The hydrological cycle has been significantly affected by climate change. In this regard, climate-induced hydrological extremes, such as floods and droughts, have increased over many regions of the world during the past decades, and this trend seems likely to continue in the future. These hydrological extremes are the primary drivers of many natural disasters, which have led to large economic losses and damage to infrastructures in the past, and might further bring unprecedented threats to human societies in future under a changing climate. Therefore, there is a growing need to improve our understanding of hydrological extremes and their impacts for future risks management and strategic adaptation.
However, observing, modeling and understanding the hydrological extremes in a changing climate is still a challenge. In recent years, increasing hydroclimatic observations have been made available due to the rapid development of technology for acquiring land surface parameters, which facilitate the understanding and modeling of hydrological extremes. On the other hand, hydrologists have been looking to better understand extreme events by improving physically-based models towards a better assessment of the regional impacts of hydrological extremes. Thus, a better understanding of hydrological extreme events could be expected by synthesizing emerging global and local datasets and improved hydrological models.
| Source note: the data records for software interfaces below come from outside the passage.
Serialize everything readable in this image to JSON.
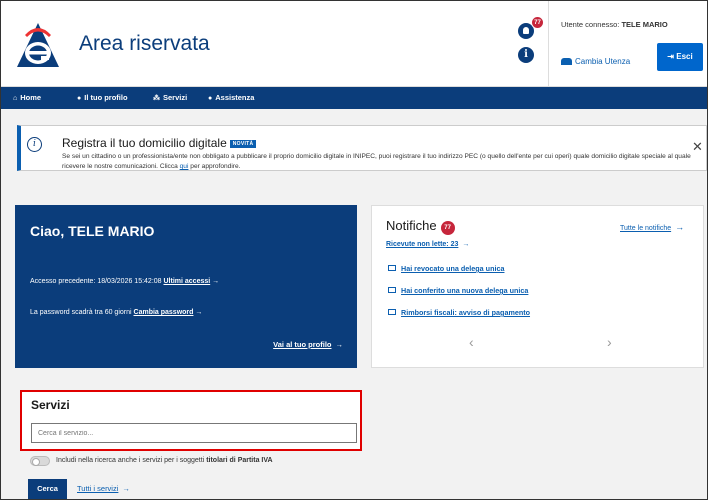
{
  "header": {
    "app_title": "Area riservata",
    "notifications_count": "77",
    "user_label": "Utente connesso:",
    "user_name": "TELE MARIO",
    "switch_user": "Cambia Utenza",
    "exit": "Esci"
  },
  "nav": {
    "items": [
      {
        "label": "Home",
        "icon": "home-icon"
      },
      {
        "label": "Il tuo profilo",
        "icon": "user-icon"
      },
      {
        "label": "Servizi",
        "icon": "services-icon"
      },
      {
        "label": "Assistenza",
        "icon": "help-icon"
      }
    ]
  },
  "banner": {
    "title": "Registra il tuo domicilio digitale",
    "badge": "NOVITÀ",
    "text_before_link": "Se sei un cittadino o un professionista/ente non obbligato a pubblicare il proprio domicilio digitale in INIPEC, puoi registrare il tuo indirizzo PEC (o quello dell'ente per cui operi) quale domicilio digitale speciale al quale ricevere le nostre comunicazioni. Clicca ",
    "link": "qui",
    "text_after_link": " per approfondire."
  },
  "greeting": {
    "title": "Ciao, TELE MARIO",
    "last_access": "Accesso precedente: 18/03/2026 15:42:08",
    "last_access_link": "Ultimi accessi",
    "password_expiry": "La password scadrà tra 60 giorni",
    "password_link": "Cambia password",
    "profile_link": "Vai al tuo profilo"
  },
  "notifications": {
    "title": "Notifiche",
    "count": "77",
    "all_link": "Tutte le notifiche",
    "unread": "Ricevute non lette: 23",
    "items": [
      "Hai revocato una delega unica",
      "Hai conferito una nuova delega unica",
      "Rimborsi fiscali: avviso di pagamento"
    ]
  },
  "services": {
    "title": "Servizi",
    "search_placeholder": "Cerca il servizio...",
    "toggle_label_prefix": "Includi nella ricerca anche i servizi per i soggetti ",
    "toggle_label_bold": "titolari di Partita IVA",
    "search_button": "Cerca",
    "all_services": "Tutti i servizi"
  },
  "colors": {
    "primary": "#0b3d7b",
    "link": "#0b5fb0",
    "badge": "#c6263b",
    "highlight": "#e00000"
  }
}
This Research Topic focuses on hydrological extremes in the past and the future. Changes in hydrological extremes will be examined by using various observations and modeling datasets. Climate change and its impacts on hydrological extremes and their risks will be evaluated across regions of the world. The contributions of climate on the changes in hydrological extremes will be separated from the impact of human activities' by using integrated impact models. Uncertainties in hydrological extremes across the datasets and models will also be discussed. Addressing these issues will help identify the vulnerable regions and develop effective adaptation strategies for future climate change.
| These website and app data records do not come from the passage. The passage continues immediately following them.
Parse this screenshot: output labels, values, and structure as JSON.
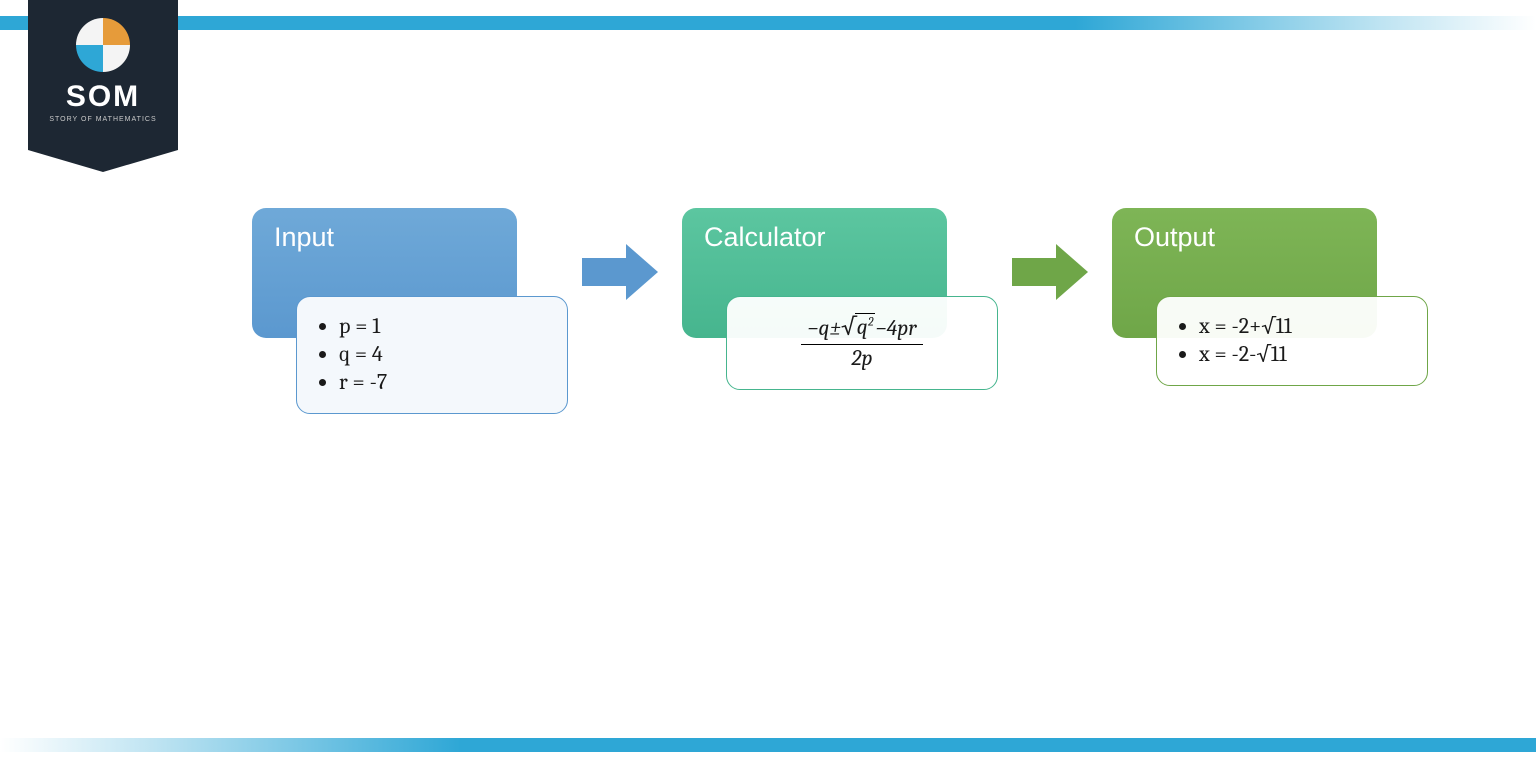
{
  "logo": {
    "name": "SOM",
    "subtitle": "STORY OF MATHEMATICS"
  },
  "stages": {
    "input": {
      "title": "Input",
      "items": [
        "p = 1",
        "q = 4",
        "r = -7"
      ]
    },
    "calculator": {
      "title": "Calculator",
      "formula": {
        "numerator": "−q±√(q²)−4pr",
        "denominator": "2p"
      }
    },
    "output": {
      "title": "Output",
      "items": [
        "x = -2+√11",
        "x = -2-√11"
      ]
    }
  }
}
We welcome contributions on hydrological extremes studies carried out with enhanced observation capacity, improved modeling approaches and synthesis of both, which could boost our understanding of extreme events under climate change. The themes of the this Research Topic include but not limited to:
(1) novel approaches to identify hydrological extremes and to quantity their space-time patterns;
(2) new observations, datasets, and modeling tools to understand hydrological extremes;
(3) assessment of the changes in hydrological extremes (floods/droughts) in the past and future ranging from basin to continent scales;
(4) attribution of the changes in hydrological extremes; and
(5) projections of hydrological extremes and their impacts on our society under 1.5/2-degree global warming.
This Topic has been realised in collaboration with Dr Qian Zhou.
Keywords: hydrological extreme, climate change, hydrological modeling, observation, future projection
Important Note: All contributions to this Research Topic must be within the scope of the section and journal to which they are submitted, as defined in their mission statements. Frontiers reserves the right to guide an out-of-scope manuscript to a more suitable section or journal at any stage of peer review.